We all eat three times a day (at least), so why not take this opportunity to begin to pray as a family. Giving thanks for our food and asking for God’s blessing has its’ roots in ancient Judaism. The Jews gave thanks for both the food on their tables and for the land that God gave them. Back in Deuteronomy 8:10, Moses tells the Israelites “But when you have eaten and are satisfied, you must bless the LORD, your God, for the good land he has given you.” A family’s survival depended upon the bounty of the land for both growing crops and grazing livestock.

We also have the example of Jesus who prayed over the bread and wine of the Last Supper and over the loaves and fish before multiplying them. Jesus modeled thanksgiving for the food we receive and so His Apostles and the early Christians continued to pray over their meals. Tertullian, one of the early Church Fathers, wrote that “it becomes believers not to take food … before interposing a prayer; for the refreshments and nourishments of the spirit are to be held prior to those of the flesh, and things heavenly prior to things earthly” (On Prayer, Chapter 25).

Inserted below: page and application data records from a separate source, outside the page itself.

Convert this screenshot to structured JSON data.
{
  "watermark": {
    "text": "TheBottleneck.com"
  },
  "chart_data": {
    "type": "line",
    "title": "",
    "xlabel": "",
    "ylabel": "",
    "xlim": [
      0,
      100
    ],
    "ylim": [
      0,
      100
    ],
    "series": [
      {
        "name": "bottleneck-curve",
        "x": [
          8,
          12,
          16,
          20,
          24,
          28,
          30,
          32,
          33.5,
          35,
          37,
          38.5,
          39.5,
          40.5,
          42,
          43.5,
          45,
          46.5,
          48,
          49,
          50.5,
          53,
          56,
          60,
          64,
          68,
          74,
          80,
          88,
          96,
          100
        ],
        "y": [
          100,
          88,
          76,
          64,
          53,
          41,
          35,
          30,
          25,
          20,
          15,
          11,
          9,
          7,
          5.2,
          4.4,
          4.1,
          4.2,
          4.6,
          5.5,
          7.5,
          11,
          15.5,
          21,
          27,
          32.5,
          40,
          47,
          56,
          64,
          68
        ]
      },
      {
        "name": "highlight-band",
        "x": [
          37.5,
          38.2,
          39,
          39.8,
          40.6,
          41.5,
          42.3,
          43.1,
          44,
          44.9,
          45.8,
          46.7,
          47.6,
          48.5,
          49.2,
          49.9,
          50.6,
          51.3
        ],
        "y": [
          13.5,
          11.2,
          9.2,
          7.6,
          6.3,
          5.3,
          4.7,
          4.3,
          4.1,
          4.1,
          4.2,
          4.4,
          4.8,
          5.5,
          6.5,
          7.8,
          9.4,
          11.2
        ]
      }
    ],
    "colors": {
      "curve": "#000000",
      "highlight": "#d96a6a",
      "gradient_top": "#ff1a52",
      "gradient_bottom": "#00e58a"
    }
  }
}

Our familiar prayer before meals comes to us from back in the eighth century in a liturgical book called the Gelasian Sacramentary:

“Bless us, O Lord, and these, thy gifts, which we are about to receive from thy bounty, through Christ our Lord, Amen.”

And by the way, it’s often called “saying grace” because grace comes from the Latin word gratia, which means thankful. This little prayer is mighty, it asks for God’s blessing on all gathered for the meal, it asks for God’s blessing on our food, it thanks God for His gift of nourishment and acknowledges that absolutely everything we have comes from God.

Praying together as a family before meals lets parents witness to their dependence on God for everything. An added family meal conversation topic can also be one thing each person at the table is grateful for in their day. This helps children to see that God provides for their needs and builds gratitude in all things.

Lastly, when we go out to eat as families, praying before our meals gives a witness to others in the restaurant that we know who provides for us and that we owe Him our gratitude, always.

Written by: Birgit Hacker

More News...

Pond and Fountain Change

May 6, 2024

There are many nice parts of our campus here at St. Margaret of York Parish. One of them...Read more

Creeds Unveiled: Tracing the Origins and Differences Between the Nicene and Apostles' Creeds

May 01, 2024

At every Sunday Mass, we recite the Nicene Creed. Since the Nicene Creed was formulated...Read more

Subscribe to Blog
  • 1 of 49